Parents have several reasons to front the money for a secured card:
- Your adult child will be less likely to ask you to co-sign for an apartment, car loan or traditional unsecured credit card if he or she can build up a good credit score.
- A separate card, not in your name, protects your credit standing. If your son or daughter turns out to be less responsible than you hoped, it won’t wreck your credit score.
- Once your child transitions to an unsecured credit, the secured card can be closed and your deposit returned.
Here’s what’s in it for the young adult:
- Being a primary user, not an authorized user, weighs more heavily in credit scoring because primary users are responsible for payment.
- Learning about how credit works, and the costs associated with it, is easier while still living at home.
- Having a separate bill, rather than charges going to a parent’s card, gives financial privacy.
- Building credit can lead to getting an unsecured card, or being approved for loans or to rent an apartment.
Potential drawbacks of the secured card strategy
Are there downsides? Of course. For starters, somebody has to pay the deposit. As tempting as it is, choosing a super-low deposit means you have to be careful about spending.
The deposit amount is usually the card’s credit limit. And card issuers don’t view “credit limit” in the same way that the highway patrol views “speed limit.” Driving the speed limit won’t get you in trouble, but going right up to your credit limit will lower your credit score.
That’s because credit utilization has a big effect on your credit score. Credit experts advise keeping spending to 30% or less of your credit limit. To stay at or below 30% utilization on a secured card with a $200 limit, you’d have to limit monthly spending to $60. That’s not a lot, so you may want to spring for a higher deposit. Failing that, your adult child can keep the balance low by making smaller, more frequent payments rather than one a month.
Also, secured cards tend to have high interest rates and annual fees.

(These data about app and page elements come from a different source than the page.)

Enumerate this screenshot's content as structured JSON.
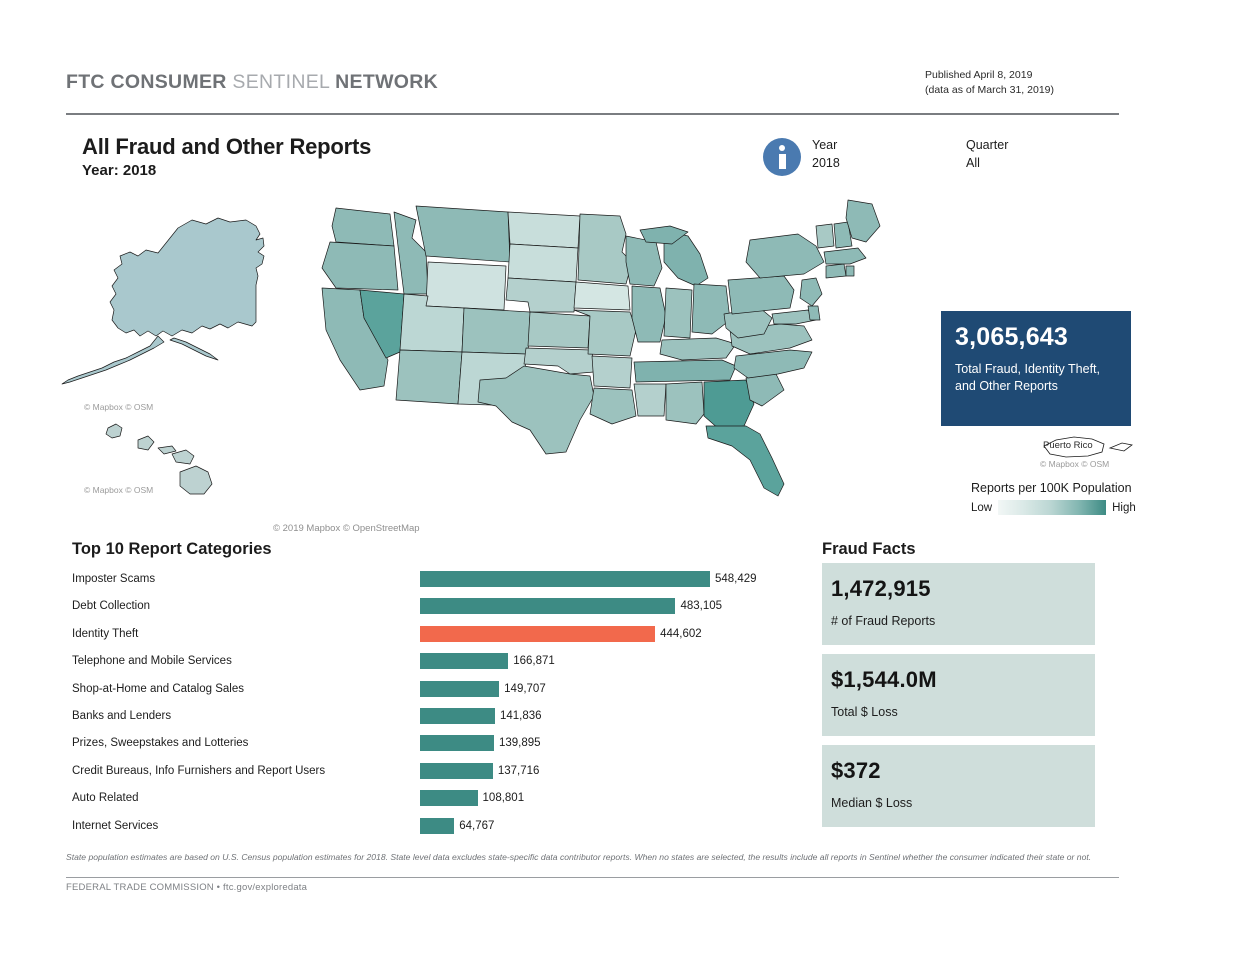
{
  "header": {
    "brand_bold_1": "FTC CONSUMER ",
    "brand_light": "SENTINEL ",
    "brand_bold_2": "NETWORK",
    "published": "Published April 8, 2019",
    "data_as_of": "(data as of March 31, 2019)"
  },
  "title": {
    "main": "All Fraud and Other Reports",
    "sub": "Year: 2018"
  },
  "filters": {
    "info_icon": "info-icon",
    "year_label": "Year",
    "year_value": "2018",
    "quarter_label": "Quarter",
    "quarter_value": "All"
  },
  "map": {
    "attrib_alaska": "© Mapbox © OSM",
    "attrib_hawaii": "© Mapbox © OSM",
    "attrib_puerto_rico": "© Mapbox © OSM",
    "attrib_main": "© 2019 Mapbox © OpenStreetMap",
    "puerto_rico_label": "Puerto Rico",
    "legend_title": "Reports per 100K Population",
    "legend_low": "Low",
    "legend_high": "High",
    "legend_color_low": "#f2f7f6",
    "legend_color_high": "#3d8b84"
  },
  "total_callout": {
    "value": "3,065,643",
    "label": "Total Fraud, Identity Theft, and Other Reports",
    "background": "#1f4a74"
  },
  "chart_data": {
    "type": "bar",
    "title": "Top 10 Report Categories",
    "orientation": "horizontal",
    "xlabel": "",
    "ylabel": "",
    "grid": false,
    "legend": "none",
    "bar_color": "#3d8b84",
    "highlight_color": "#f2694c",
    "highlight_category": "Identity Theft",
    "xlim": [
      0,
      548429
    ],
    "categories": [
      "Imposter Scams",
      "Debt Collection",
      "Identity Theft",
      "Telephone and Mobile Services",
      "Shop-at-Home and Catalog Sales",
      "Banks and Lenders",
      "Prizes, Sweepstakes and Lotteries",
      "Credit Bureaus, Info Furnishers and Report Users",
      "Auto Related",
      "Internet Services"
    ],
    "values": [
      548429,
      483105,
      444602,
      166871,
      149707,
      141836,
      139895,
      137716,
      108801,
      64767
    ],
    "value_labels": [
      "548,429",
      "483,105",
      "444,602",
      "166,871",
      "149,707",
      "141,836",
      "139,895",
      "137,716",
      "108,801",
      "64,767"
    ]
  },
  "fraud_facts": {
    "title": "Fraud Facts",
    "card_background": "#cfdedb",
    "cards": [
      {
        "value": "1,472,915",
        "label": "# of Fraud Reports"
      },
      {
        "value": "$1,544.0M",
        "label": "Total $ Loss"
      },
      {
        "value": "$372",
        "label": "Median $ Loss"
      }
    ]
  },
  "footnote": "State population estimates are based on U.S. Census population estimates for 2018. State level data excludes state-specific data contributor reports. When no states are selected, the results include all reports in Sentinel whether the consumer indicated their state or not.",
  "footer": "FEDERAL TRADE COMMISSION • ftc.gov/exploredata"
}
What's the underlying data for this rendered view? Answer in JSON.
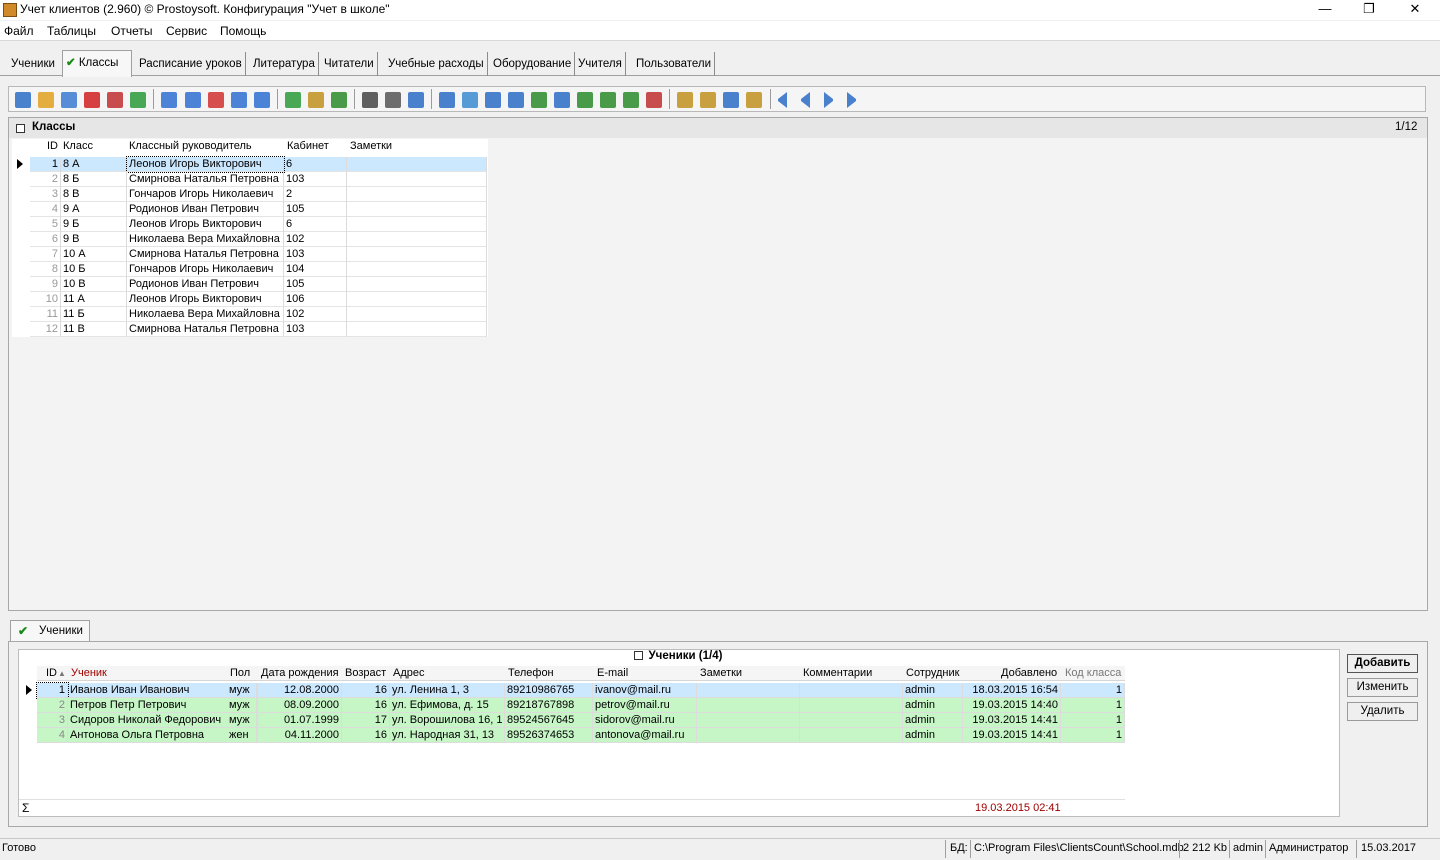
{
  "window": {
    "title": "Учет клиентов (2.960) © Prostoysoft. Конфигурация \"Учет в школе\"",
    "minimize": "—",
    "maximize": "❐",
    "close": "✕"
  },
  "menu": [
    "Файл",
    "Таблицы",
    "Отчеты",
    "Сервис",
    "Помощь"
  ],
  "tabs": [
    "Ученики",
    "Классы",
    "Расписание уроков",
    "Литература",
    "Читатели",
    "Учебные расходы",
    "Оборудование",
    "Учителя",
    "Пользователи"
  ],
  "active_tab": "Классы",
  "toolbar_icons": [
    "add-record-icon",
    "edit-icon",
    "copy-icon",
    "delete-icon",
    "table-icon",
    "refresh-icon",
    "filter-icon",
    "filter-add-icon",
    "filter-remove-icon",
    "filter-clear-icon",
    "filter-edit-icon",
    "filter-green-icon",
    "filter-group-icon",
    "sql-icon",
    "find-icon",
    "print-icon",
    "preview-icon",
    "export-1-icon",
    "export-2-icon",
    "export-3-icon",
    "export-word-icon",
    "export-excel-icon",
    "export-4-icon",
    "export-csv-icon",
    "export-5-icon",
    "export-6-icon",
    "chart-icon",
    "report-1-icon",
    "report-2-icon",
    "report-3-icon",
    "report-4-icon",
    "first-record-icon",
    "prev-record-icon",
    "next-record-icon",
    "last-record-icon"
  ],
  "top": {
    "title": "Классы",
    "count": "1/12",
    "columns": [
      "ID",
      "Класс",
      "Классный руководитель",
      "Кабинет",
      "Заметки"
    ],
    "rows": [
      [
        "1",
        "8 А",
        "Леонов Игорь Викторович",
        "6",
        ""
      ],
      [
        "2",
        "8 Б",
        "Смирнова Наталья Петровна",
        "103",
        ""
      ],
      [
        "3",
        "8 В",
        "Гончаров Игорь Николаевич",
        "2",
        ""
      ],
      [
        "4",
        "9 А",
        "Родионов Иван Петрович",
        "105",
        ""
      ],
      [
        "5",
        "9 Б",
        "Леонов Игорь Викторович",
        "6",
        ""
      ],
      [
        "6",
        "9 В",
        "Николаева Вера Михайловна",
        "102",
        ""
      ],
      [
        "7",
        "10 А",
        "Смирнова Наталья Петровна",
        "103",
        ""
      ],
      [
        "8",
        "10 Б",
        "Гончаров Игорь Николаевич",
        "104",
        ""
      ],
      [
        "9",
        "10 В",
        "Родионов Иван Петрович",
        "105",
        ""
      ],
      [
        "10",
        "11 А",
        "Леонов Игорь Викторович",
        "106",
        ""
      ],
      [
        "11",
        "11 Б",
        "Николаева Вера Михайловна",
        "102",
        ""
      ],
      [
        "12",
        "11 В",
        "Смирнова Наталья Петровна",
        "103",
        ""
      ]
    ]
  },
  "bottom": {
    "tab": "Ученики",
    "title": "Ученики (1/4)",
    "columns": [
      "ID",
      "Ученик",
      "Пол",
      "Дата рождения",
      "Возраст",
      "Адрес",
      "Телефон",
      "E-mail",
      "Заметки",
      "Комментарии",
      "Сотрудник",
      "Добавлено",
      "Код класса"
    ],
    "rows": [
      [
        "1",
        "Иванов Иван Иванович",
        "муж",
        "12.08.2000",
        "16",
        "ул. Ленина 1, 3",
        "89210986765",
        "ivanov@mail.ru",
        "",
        "",
        "admin",
        "18.03.2015 16:54",
        "1"
      ],
      [
        "2",
        "Петров Петр Петрович",
        "муж",
        "08.09.2000",
        "16",
        "ул. Ефимова, д. 15",
        "89218767898",
        "petrov@mail.ru",
        "",
        "",
        "admin",
        "19.03.2015 14:40",
        "1"
      ],
      [
        "3",
        "Сидоров Николай Федорович",
        "муж",
        "01.07.1999",
        "17",
        "ул. Ворошилова 16, 1",
        "89524567645",
        "sidorov@mail.ru",
        "",
        "",
        "admin",
        "19.03.2015 14:41",
        "1"
      ],
      [
        "4",
        "Антонова Ольга Петровна",
        "жен",
        "04.11.2000",
        "16",
        "ул. Народная 31, 13",
        "89526374653",
        "antonova@mail.ru",
        "",
        "",
        "admin",
        "19.03.2015 14:41",
        "1"
      ]
    ],
    "sum_symbol": "Σ",
    "sum_added": "19.03.2015 02:41",
    "buttons": {
      "add": "Добавить",
      "edit": "Изменить",
      "delete": "Удалить"
    }
  },
  "status": {
    "ready": "Готово",
    "db_label": "БД:",
    "db_path": "C:\\Program Files\\ClientsCount\\School.mdb",
    "size": "2 212 Kb",
    "user": "admin",
    "role": "Администратор",
    "date": "15.03.2017"
  },
  "colors": {
    "selected_row": "#cce8ff",
    "student_row": "#c6f5c6",
    "title_accent": "#a00000",
    "check": "#178a17"
  }
}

And only some cards offer a feature that lets a user “graduate” to an unsecured card, usually after a stretch of on-time payments.
A way station, not a destination
A secured card is meant to be temporary. If things go well, it’s a tool to help your adult child build a decent credit score and transition to an unsecured card.
And if things don’t go well? The only credit score that is damaged is your adult child’s and he or she is afforded what we’ll call a “learning opportunity.” Is that such a terrible thing?